Online Recruiting Method #2 – Post job listings on professional association websites to find new employees. There are guilds, groups, associations and networking affiliations for everything from architects to zoologists so with a little investigation and a few keyword Google searches you can find any number of websites catering to your target employee. Better yet, if you find local chapter websites for these national sites, post a job listing on these.
You can also use the information on these sites to research salary ranges, typical job descriptions, benefits programs and educational requirements. This information will help you offer the best possible work experience for your new hire.
Online Recruiting Method #3 – Career Services websites like Monster, Workopolis and TheLadders, are excellent places to post job listings. Again though, keep in mind who you are trying to attract. Some Career Services cater to specific industries, professions and experience and salary levels. Finding a Career Services site that targets your industry or niche will greatly increase your odds of getting noticed by the right candidates. And you can often “try-before-you-buy” at these sites as well so take advantage of this kind of offer. If you can, have a look at some of the resumes that they have on file to be sure that they’ll match your needs.
Online Recruiting Method #4 – If you need to hire someone with a degree or other higher level education, then have a look at college, university and alumni association websites. These sites often have career sections in their websites for both new grads as well as their experienced alumni. You could also supplement this type of online recruiting technique by presenting at their job fairs and career days activities.

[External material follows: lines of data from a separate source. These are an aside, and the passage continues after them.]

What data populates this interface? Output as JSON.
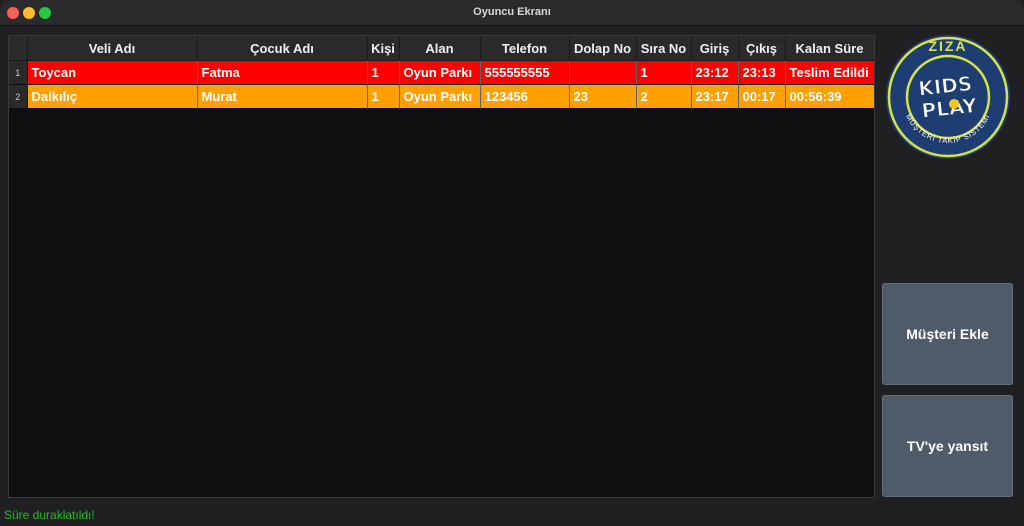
{
  "window": {
    "title": "Oyuncu Ekranı"
  },
  "table": {
    "columns": [
      "",
      "Veli Adı",
      "Çocuk Adı",
      "Kişi",
      "Alan",
      "Telefon",
      "Dolap No",
      "Sıra No",
      "Giriş",
      "Çıkış",
      "Kalan Süre"
    ],
    "rows": [
      {
        "num": "1",
        "status": "red",
        "veli": "Toycan",
        "cocuk": "Fatma",
        "kisi": "1",
        "alan": "Oyun Parkı",
        "telefon": "555555555",
        "dolap": "",
        "sira": "1",
        "giris": "23:12",
        "cikis": "23:13",
        "kalan": "Teslim Edildi"
      },
      {
        "num": "2",
        "status": "orange",
        "veli": "Dalkılıç",
        "cocuk": "Murat",
        "kisi": "1",
        "alan": "Oyun Parkı",
        "telefon": "123456",
        "dolap": "23",
        "sira": "2",
        "giris": "23:17",
        "cikis": "00:17",
        "kalan": "00:56:39"
      }
    ]
  },
  "logo": {
    "brand": "ZIZA",
    "line1": "KIDS",
    "line2": "PLAY",
    "ring_text": "MÜŞTERİ TAKİP SİSTEMİ"
  },
  "buttons": {
    "add_customer": "Müşteri Ekle",
    "tv_mirror": "TV'ye yansıt"
  },
  "status_text": "Süre duraklatıldı!",
  "colors": {
    "row_red": "#fe0000",
    "row_orange": "#ffa000",
    "status_green": "#18c418",
    "logo_navy": "#1e3d72",
    "logo_lime": "#d7e24a"
  }
}
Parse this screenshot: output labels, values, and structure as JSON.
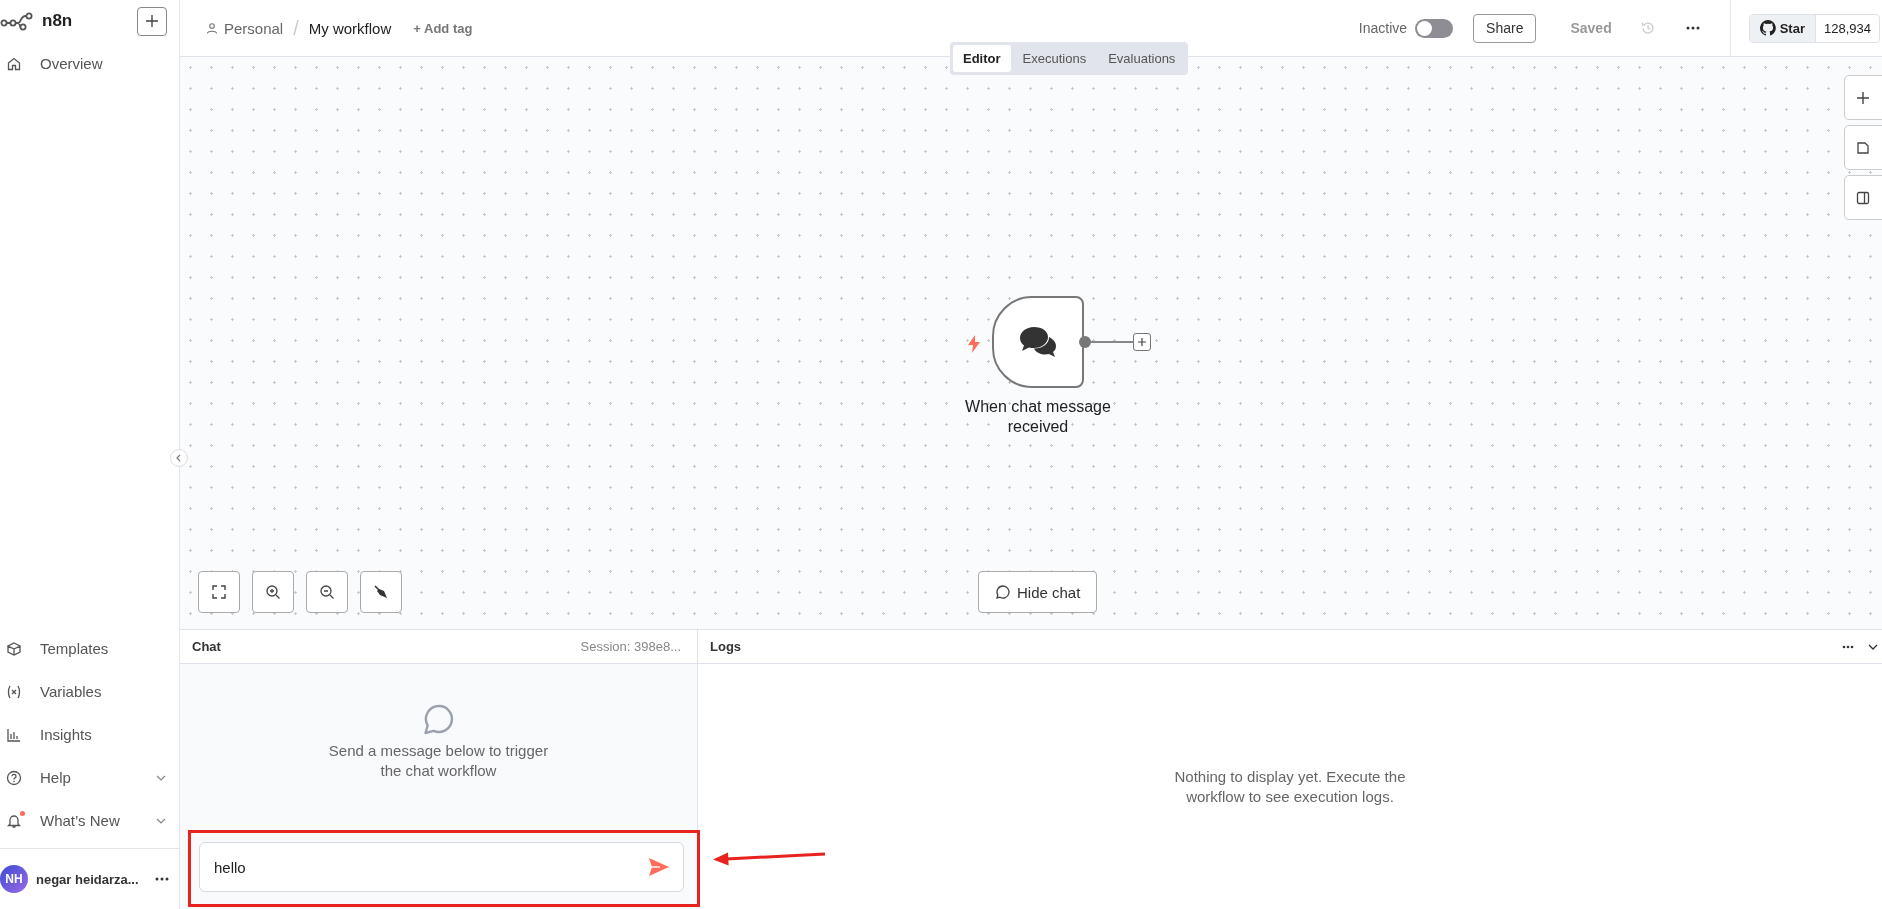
{
  "sidebar": {
    "logo": "n8n",
    "nav_top": [
      {
        "label": "Overview",
        "kind": "home",
        "selected": false
      }
    ],
    "nav_bottom": [
      {
        "label": "Templates",
        "kind": "templates",
        "expandable": false,
        "notification": false
      },
      {
        "label": "Variables",
        "kind": "variables",
        "expandable": false,
        "notification": false
      },
      {
        "label": "Insights",
        "kind": "insights",
        "expandable": false,
        "notification": false
      },
      {
        "label": "Help",
        "kind": "help",
        "expandable": true,
        "notification": false
      },
      {
        "label": "What’s New",
        "kind": "bell",
        "expandable": true,
        "notification": true
      }
    ],
    "user": {
      "initials": "NH",
      "name": "negar heidarza..."
    }
  },
  "header": {
    "project": "Personal",
    "separator": "/",
    "workflow": "My workflow",
    "add_tag": "+ Add tag",
    "status": "Inactive",
    "active": false,
    "share": "Share",
    "save_state": "Saved",
    "github": {
      "label": "Star",
      "count": "128,934"
    }
  },
  "tabs": [
    {
      "label": "Editor",
      "selected": true
    },
    {
      "label": "Executions",
      "selected": false
    },
    {
      "label": "Evaluations",
      "selected": false
    }
  ],
  "canvas": {
    "nodes": [
      {
        "name": "When chat message received",
        "kind": "chat_trigger"
      }
    ],
    "hide_chat": "Hide chat"
  },
  "chat": {
    "title": "Chat",
    "session": "Session: 398e8...",
    "empty_text": "Send a message below to trigger the chat workflow",
    "input": {
      "value": "hello"
    }
  },
  "logs": {
    "title": "Logs",
    "empty_text": "Nothing to display yet. Execute the workflow to see execution logs."
  }
}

Online Recruiting Method #5 – And finally, don’t forget the Social Networking sites like LinkedIn and Facebook. These types of sites are becoming increasingly popular for both employees and employers looking to hook up. Both of these sites also offer opportunities for you to create a second online presence for your company in addition to your regular website. Take advantage of this secondary web presence to emphasize the many and varied career opportunities available with your company and begin creating that pool of qualified candidates that your business will need to grow.
As I said earlier, once you know the “who”, the “where” starts to narrow itself down. These five online recruiting methods: using your own website, posting on professional and academic websites, signing on with internet career sites and using Social Networks to gain attention are guaranteed to find you qualified candidates but only IF you know who you are looking for. You never find what you don’t know you’re looking for.
The biggest job we have is to teach a newly hired employee how to fail intelligently. We have to train him to experiment over and over and to keep on trying and failing until he learns what will work. Charles F. Kettering
Charles Franklin Kettering (August 29, 1876 – November 24 or November 25, 1958) was an American inventor and the holder of 140 patents. He was a founder of Delco, and was head of research for General Motors for 27 years from 1920 to 1947. Among his most widely used automotive inventions were the electrical starting motor and leaded gasoline. In association with the DuPont Chemical Company, he was also responsible for the invention of Freon refrigerant for refrigeration and air conditioning systems. as well as for the development of Duco lacquers and enamels, the first practical colored paints for mass-produced automobiles. In 1927, he founded the Kettering Foundation, a non-partisan research foundation.